### [PROBLEM DESCRIPTION]
An exact reproduction of all the data is needed, with no images in it.

### [THE DATA]
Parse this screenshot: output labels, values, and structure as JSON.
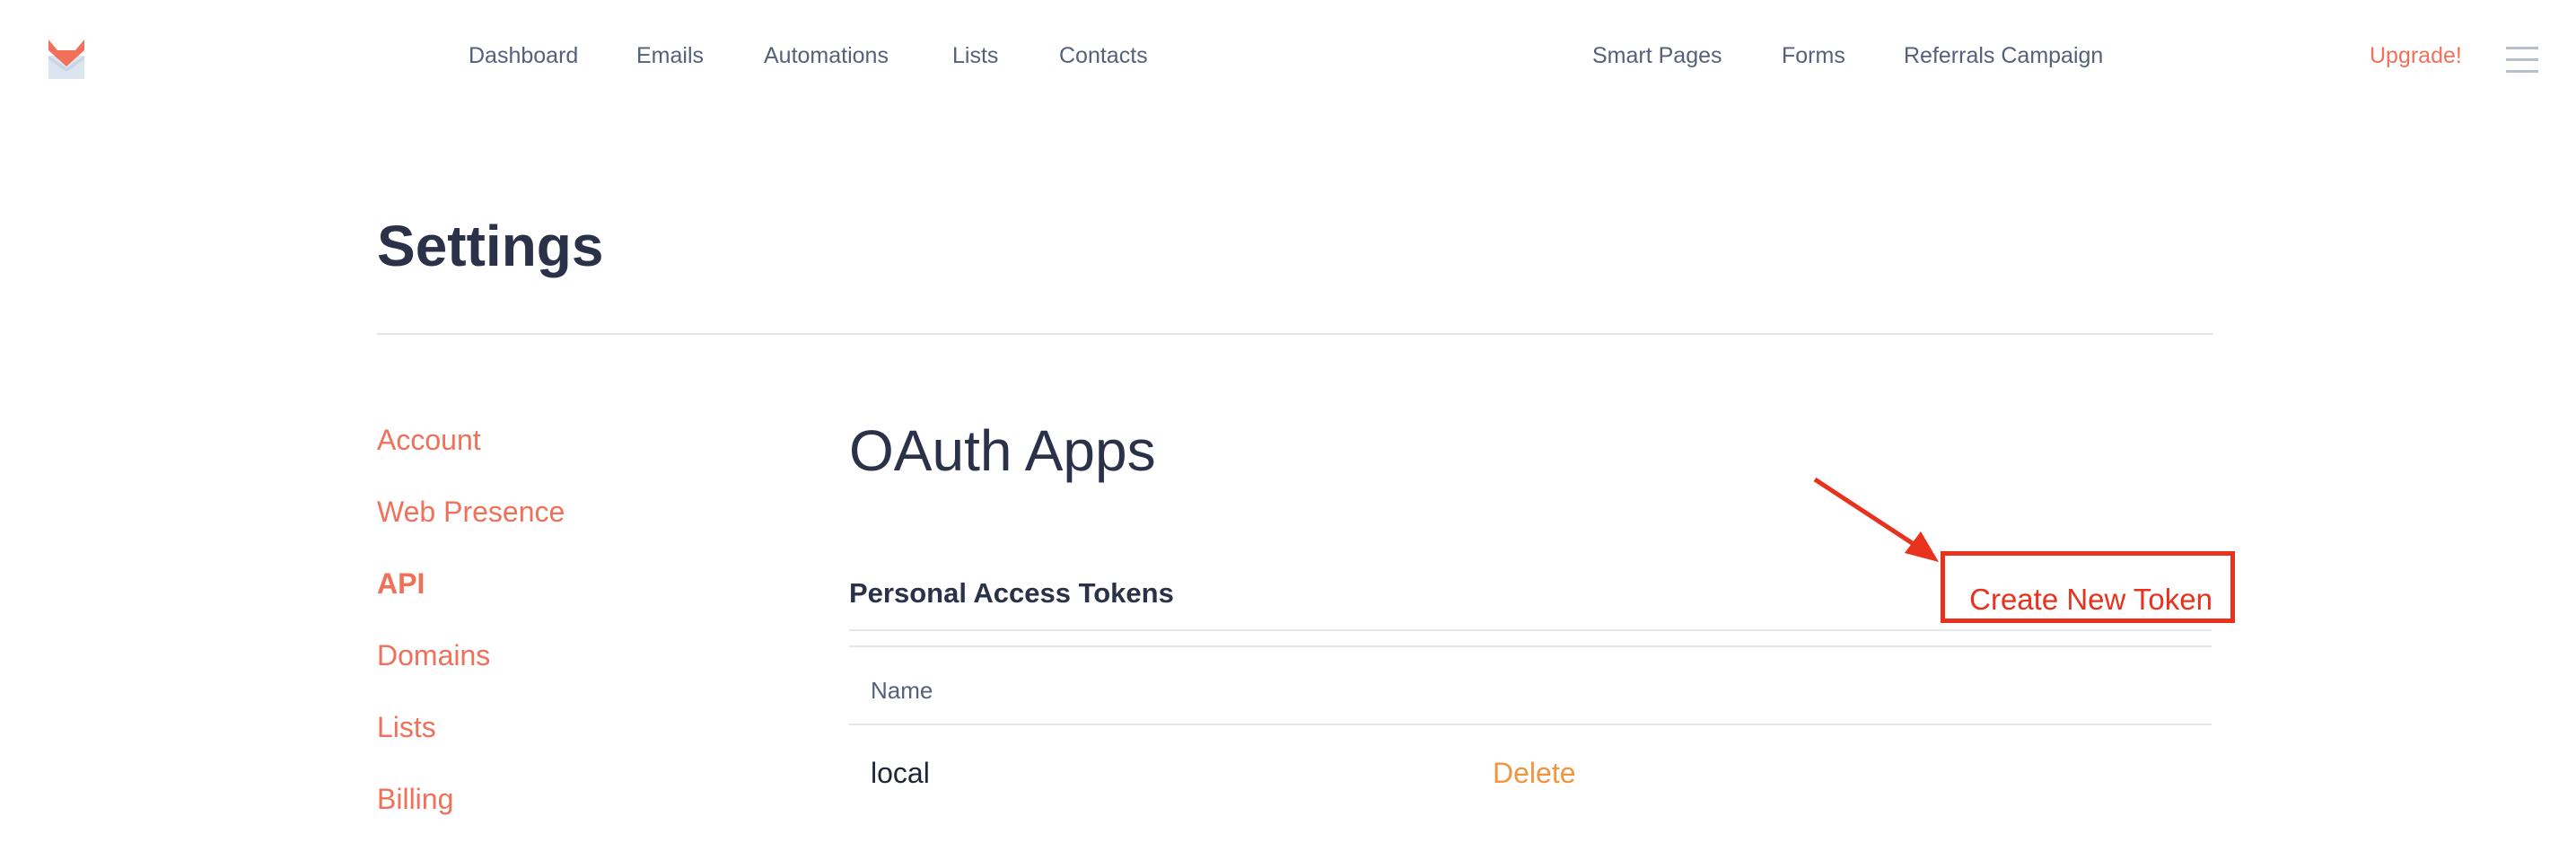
{
  "nav": {
    "left_links": [
      "Dashboard",
      "Emails",
      "Automations",
      "Lists",
      "Contacts"
    ],
    "right_links": [
      "Smart Pages",
      "Forms",
      "Referrals Campaign"
    ],
    "upgrade_label": "Upgrade!"
  },
  "page": {
    "title": "Settings"
  },
  "sidebar": {
    "items": [
      {
        "label": "Account",
        "active": false
      },
      {
        "label": "Web Presence",
        "active": false
      },
      {
        "label": "API",
        "active": true
      },
      {
        "label": "Domains",
        "active": false
      },
      {
        "label": "Lists",
        "active": false
      },
      {
        "label": "Billing",
        "active": false
      }
    ]
  },
  "main": {
    "section_title": "OAuth Apps",
    "tokens_heading": "Personal Access Tokens",
    "create_button_label": "Create New Token",
    "table": {
      "columns": [
        "Name"
      ],
      "rows": [
        {
          "name": "local",
          "action": "Delete"
        }
      ]
    }
  },
  "colors": {
    "accent": "#f0705a",
    "annotation_red": "#e8321e",
    "delete_orange": "#f0963f",
    "heading": "#2b3148"
  }
}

### [OUTPUT]
Parse this screenshot: output labels, values, and structure as JSON.
{
  "nav": {
    "left_links": [
      "Dashboard",
      "Emails",
      "Automations",
      "Lists",
      "Contacts"
    ],
    "right_links": [
      "Smart Pages",
      "Forms",
      "Referrals Campaign"
    ],
    "upgrade_label": "Upgrade!"
  },
  "page": {
    "title": "Settings"
  },
  "sidebar": {
    "items": [
      {
        "label": "Account",
        "active": false
      },
      {
        "label": "Web Presence",
        "active": false
      },
      {
        "label": "API",
        "active": true
      },
      {
        "label": "Domains",
        "active": false
      },
      {
        "label": "Lists",
        "active": false
      },
      {
        "label": "Billing",
        "active": false
      }
    ]
  },
  "main": {
    "section_title": "OAuth Apps",
    "tokens_heading": "Personal Access Tokens",
    "create_button_label": "Create New Token",
    "table": {
      "columns": [
        "Name"
      ],
      "rows": [
        {
          "name": "local",
          "action": "Delete"
        }
      ]
    }
  },
  "colors": {
    "accent": "#f0705a",
    "annotation_red": "#e8321e",
    "delete_orange": "#f0963f",
    "heading": "#2b3148"
  }
}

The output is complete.